Story by Lynn Levine, Regional Manager, Boston, Massachusetts
Two families’ lives were changed recently. That is the power of the Red Cross.
A few weeks back, a request to locate John P. Smith a.k.a. John Jr.* landed on my desk. Reconnecting families after disaster, war, or other humanitarian emergencies is a fundamental activity of the Red Cross. When families are separated across international borders, the Red Cross’ Restoring Family Links program is there to help.
In the case of John Jr., I was a little skeptical about our chance at success. He has a very common name, and Philippo, the seeker and John’s uncle, had not had any contact with him or his sister Maria in 40 years.
What we knew was that John H. Smith a.k.a. John Sr. had served in Italy during World War II. While there, he married a young Italian bride, Ariana, and had two children, John Jr. and Mary. They later divorced, and John Sr. moved back to the US with his children. A few years later, after their father’s early death, the children were placed in foster care.
Philippo, Ariana’s brother, began looking for the children not long after John Sr. left Italy. He eventually moved to Australia, but never gave up the search. According to Philippo, Ariana never gave up looking either, but in the early years after her ex-husband’s departure, she remained embarrassed and reclusive, given that divorcees were not looked upon kindly at that time. Philippo’s renewed search was prompted by Maria’s death three years ago and his own advancing age.
As we began our search, we learned through public records, that John Jr. and his wife were deceased. The only remaining leads were the name of their possible daughter, Louise, and a list of telephone numbers of anyone who might have been connected to John Jr. The outcome of every phone call was a frustrating, “This number is no longer in service.”
There was little more to go on at that point. Each and every search using a combination of all the names involved turned up either results on Ancestry written by Philippo years ago or dozens of families named Smith. Furthermore, searching for John Jr.’s sister, Mary Smith, who by now would most likely have married and changed her name, would be tantamount to searching for a needle in a haystack. That left Louise as the only viable lead.
The name Louise Smith resulted in dozens of dubious leads, while numerous cold calls to strangers with the surname Smith turned out to be all dead ends.
Then a light bulb went off in my head.
By comparing the city’s property tax records with online maps, I could make a list of every neighbor in the vicinity of the last known address. Twenty-five letters and a week later two neighbors had contacted me. But it was the emotional call that came almost two weeks later that put all the puzzle pieces in place.
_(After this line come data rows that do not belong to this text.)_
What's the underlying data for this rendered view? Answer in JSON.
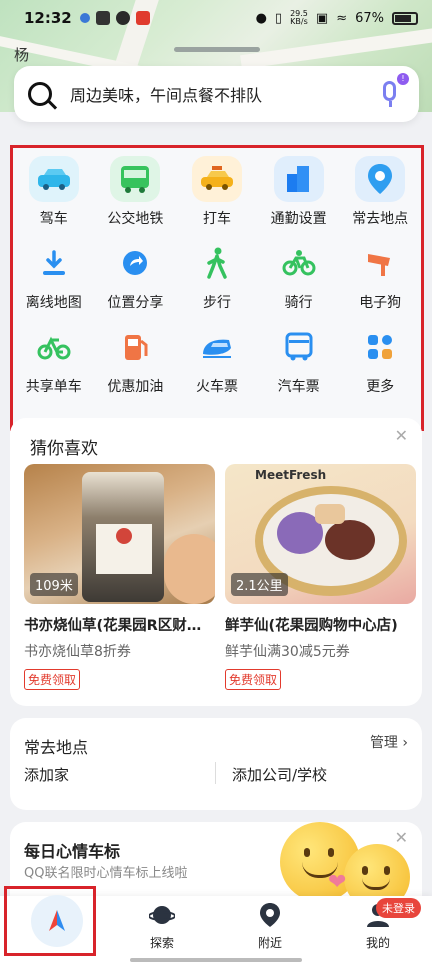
{
  "status_bar": {
    "time": "12:32",
    "net_speed_value": "29.5",
    "net_speed_unit": "KB/s",
    "battery": "67%"
  },
  "map": {
    "label": "杨"
  },
  "search": {
    "placeholder": "周边美味，午间点餐不排队",
    "mic_badge": "!"
  },
  "grid": [
    {
      "label": "驾车",
      "icon": "car-icon",
      "color": "#2fb6ea"
    },
    {
      "label": "公交地铁",
      "icon": "bus-icon",
      "color": "#37c35d"
    },
    {
      "label": "打车",
      "icon": "taxi-icon",
      "color": "#f5b11a"
    },
    {
      "label": "通勤设置",
      "icon": "commute-icon",
      "color": "#1c7cf0"
    },
    {
      "label": "常去地点",
      "icon": "location-pin-icon",
      "color": "#2f9ef0"
    },
    {
      "label": "离线地图",
      "icon": "download-icon",
      "color": "#2a8ff0"
    },
    {
      "label": "位置分享",
      "icon": "share-location-icon",
      "color": "#2a8ff0"
    },
    {
      "label": "步行",
      "icon": "walk-icon",
      "color": "#35c25f"
    },
    {
      "label": "骑行",
      "icon": "bicycle-icon",
      "color": "#35c25f"
    },
    {
      "label": "电子狗",
      "icon": "camera-icon",
      "color": "#f07545"
    },
    {
      "label": "共享单车",
      "icon": "shared-bike-icon",
      "color": "#35c25f"
    },
    {
      "label": "优惠加油",
      "icon": "fuel-icon",
      "color": "#f07545"
    },
    {
      "label": "火车票",
      "icon": "train-icon",
      "color": "#2a8ff0"
    },
    {
      "label": "汽车票",
      "icon": "coach-icon",
      "color": "#2a8ff0"
    },
    {
      "label": "更多",
      "icon": "more-grid-icon",
      "color": "#2a8ff0"
    }
  ],
  "guess": {
    "title": "猜你喜欢",
    "cards": [
      {
        "distance": "109米",
        "name": "书亦烧仙草(花果园R区财富...",
        "sub": "书亦烧仙草8折券",
        "coupon": "免费领取"
      },
      {
        "distance": "2.1公里",
        "name": "鲜芋仙(花果园购物中心店)",
        "sub": "鲜芋仙满30减5元券",
        "coupon": "免费领取",
        "logo": "MeetFresh"
      }
    ]
  },
  "frequent": {
    "title": "常去地点",
    "manage": "管理",
    "home": "添加家",
    "company": "添加公司/学校"
  },
  "mood": {
    "title": "每日心情车标",
    "sub": "QQ联名限时心情车标上线啦"
  },
  "nav": {
    "explore": "探索",
    "nearby": "附近",
    "mine": "我的",
    "badge": "未登录"
  }
}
It was a woman named Lisa, Mary’s daughter. “I’m calling on behalf of my cousin Louise Smith,” she said. “We received a letter from you in the mail regarding relatives of ours who are trying to get in touch with us and we are very anxious to talk to you.”
“My cousin, Louise, is the one you sent the letter to. I’ll give you a little more detail when we have a chance to talk. She and her social worker requested that our side of the family handle this.”
“John Jr. was my uncle; Mary is my mother, and as you can imagine, we are very anxious to speak with you. I am a school teacher, but believe it or not, my students know a little about my family history so if the phone rings in the middle of class I will stop what we are doing and answer it.”
I called her back right away; she was with her 8th grade class, her excitement palatable as she relayed a family history that differed somewhat from Philippo’s.
According to Mary, John Sr. returned to the US on military orders with the intention of bringing the rest of the family over as soon as he could. Meanwhile, Ariana had serious unstated issues that resulted in the two children scrounging food out of a public trash bin. The State Department got involved and the children were brought to the US and into John Sr.’s custody.
Unfortunately at the time, it wasn't uncommon for families to place their children in orphanages when they thought the government could take better care of them. Indeed, John Sr. suffered from chronic illness and eventually died. The children were moved from the orphanage into foster care.
She wrote after our conversation, “I can’t express how weird it feels to wonder about something for so long and all of a sudden be this close to finding some answers. Holy cow. I’m 43 years old, and I can tell you that I literally thought this day would never come.”
Lisa and Mary attempted to contact Philippo years ago via letter, but they never heard back. Meanwhile, Philippo had been searching relentlessly for his niece and nephew for four decades.
We quickly provided both sides of the family with the others’ contact information. Lisa contacted me soon afterwards.
“Thank you so much for the information. It was, quite possibly, one of the most surreal, unbelievable experiences of my life. To have something that’s been so difficult for so long all of a sudden be as easy as a phone call…wow…and we can never, ever thank you enough for everything you and the Red Cross did to make it happen. It will be interesting to piece together the family’s history from here. Philippo and his family may have a different version of the events than we do, but the important thing is that we now know that we don’t exist in a complete vacuum.”
*All names and places have been changed to honor confidentialit